In Wisconsin, Democratic Rep. Tammy Baldwin (above) is facing off against former Gov. Tommy Thompson for the Senate seat.
The NRSC had spent a majority of its IE money in Montana and North Dakota, two offensive opportunities in Republican-leaning states. But they've also spent almost $2 million in Indiana and Maine, which Republicans did not expect they'd need to defend at the beginning of the year.
Maine has been a focal point of the Senate landscape since Sen. Olympia Snowe's (R) surprise retirement announcement in February altered the outlook of that state, kicking off the most unique race of the cycle.
The drama revolves around former Gov. Angus King (I), who is favored to win and is expected to caucus with Democrats. National Democrats have not endorsed their own nominee, state Sen. Cynthia Dill, who has little chance of victory. National Republicans want Dill to take a greater share of the vote to help their nominee, Maine Secretary of State Charlie Summers, catch King. Both national parties have begun spending there, with the DSCC announcing its buy on Friday following an earlier move by the NRSC.
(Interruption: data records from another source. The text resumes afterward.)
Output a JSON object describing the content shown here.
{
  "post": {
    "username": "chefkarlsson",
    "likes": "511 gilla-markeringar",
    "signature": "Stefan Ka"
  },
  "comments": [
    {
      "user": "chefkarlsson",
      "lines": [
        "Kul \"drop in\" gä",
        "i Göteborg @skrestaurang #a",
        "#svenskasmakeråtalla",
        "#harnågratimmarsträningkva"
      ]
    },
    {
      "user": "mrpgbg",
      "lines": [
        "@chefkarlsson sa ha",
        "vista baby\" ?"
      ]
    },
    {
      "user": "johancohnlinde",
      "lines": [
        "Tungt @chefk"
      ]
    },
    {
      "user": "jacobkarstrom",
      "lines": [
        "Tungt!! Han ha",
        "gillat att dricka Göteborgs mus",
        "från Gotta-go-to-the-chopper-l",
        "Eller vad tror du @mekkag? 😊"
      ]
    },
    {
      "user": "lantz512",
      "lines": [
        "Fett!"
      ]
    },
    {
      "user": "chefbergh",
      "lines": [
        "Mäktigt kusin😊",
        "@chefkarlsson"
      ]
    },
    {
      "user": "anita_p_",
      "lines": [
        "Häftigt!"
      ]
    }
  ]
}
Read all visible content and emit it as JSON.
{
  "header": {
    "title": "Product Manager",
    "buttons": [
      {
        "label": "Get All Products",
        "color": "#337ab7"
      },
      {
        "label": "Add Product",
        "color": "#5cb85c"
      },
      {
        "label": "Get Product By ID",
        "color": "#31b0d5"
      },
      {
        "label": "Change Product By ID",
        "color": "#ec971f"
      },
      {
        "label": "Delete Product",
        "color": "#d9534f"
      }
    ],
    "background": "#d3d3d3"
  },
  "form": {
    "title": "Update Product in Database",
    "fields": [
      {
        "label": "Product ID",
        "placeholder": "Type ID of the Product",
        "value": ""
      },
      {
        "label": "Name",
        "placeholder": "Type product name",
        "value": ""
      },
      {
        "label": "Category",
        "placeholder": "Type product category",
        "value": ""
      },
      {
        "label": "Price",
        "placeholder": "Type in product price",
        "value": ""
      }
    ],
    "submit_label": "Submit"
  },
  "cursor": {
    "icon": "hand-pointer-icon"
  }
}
Indiana has roared onto the scene in recent weeks, though the potential for an upset became more of a possibility when Sen. Dick Lugar lost the GOP primary in May to state Treasurer Richard Mourdock, who now faces Rep. Joe Donnelly (D). The DSCC has spent $980,000 there and the NRSC has spent $713,000. Mourdock will be getting even more backing soon from the Club for Growth, which announced on Monday $500,000 in broadcast and cable TV ad buys in both Indiana and Arizona.
The NRSC's first two IEs of the cycle were filed Aug. 31. They were earmarked for ads in support of North Dakota Rep. Rick Berg (R), who is running for his state's open seat against former state Attorney General Heidi Heitkamp (D), and in opposition to Sen. Jon Tester (D), who is being challenged by Rep. Denny Rehberg (R).
North Dakota and Montana are two of the three states, along with Nebraska - which the GOP is currently favored to win - that Republicans must pick up to take the Senate majority. The Senate would be split 50-50 if they're successful in all three, and control would be decided by the outcome of states such as Massachusetts, Nevada, Virginia, Wisconsin and Connecticut.
The DSCC has already dropped $1.2 million in the Nutmeg State, and more is expected to help offset the spending advantage former WWE CEO Linda McMahon (R) has over Rep. Christopher Murphy (D). McMahon has deep pockets and has invested a lot of her own money.
The DSCC has also spent $1.3 million in Nevada, $1.5 million in Wisconsin and close to $1 million in Virginia, where it has plenty more reserved.
The NRSC hasn't spent anything in the Old Dominion yet but has about $5.5 million reserved. American Crossroads and Crossroads GPS, however, have already combined to spend almost $4 million in independent expenditures, which is just a fraction of the overall spending in the state against former Gov. Tim Kaine (D). The one-time Democratic National Committee chairman increased his TV time purchase to $7.5 million and has taken a lead over Allen in recent polls.
Nevada remains a close race between appointed Sen. Dean Heller (R) and Rep. Shelley Berkley (D), who joined first lady Michelle Obama for a rally in Reno on Wednesday.
Vice President Joe Biden waits to conduct a mock swearing-in ceremony with Sen. Brian Schatz, D-Hawaii, in the Capitol's Old Senate Chamber, December 2, 2014. Schatz was sworn in to serve the remainder of his term since he was appointed to the seat after Sen. Daniel Inouye, D-Hawaii, passed away.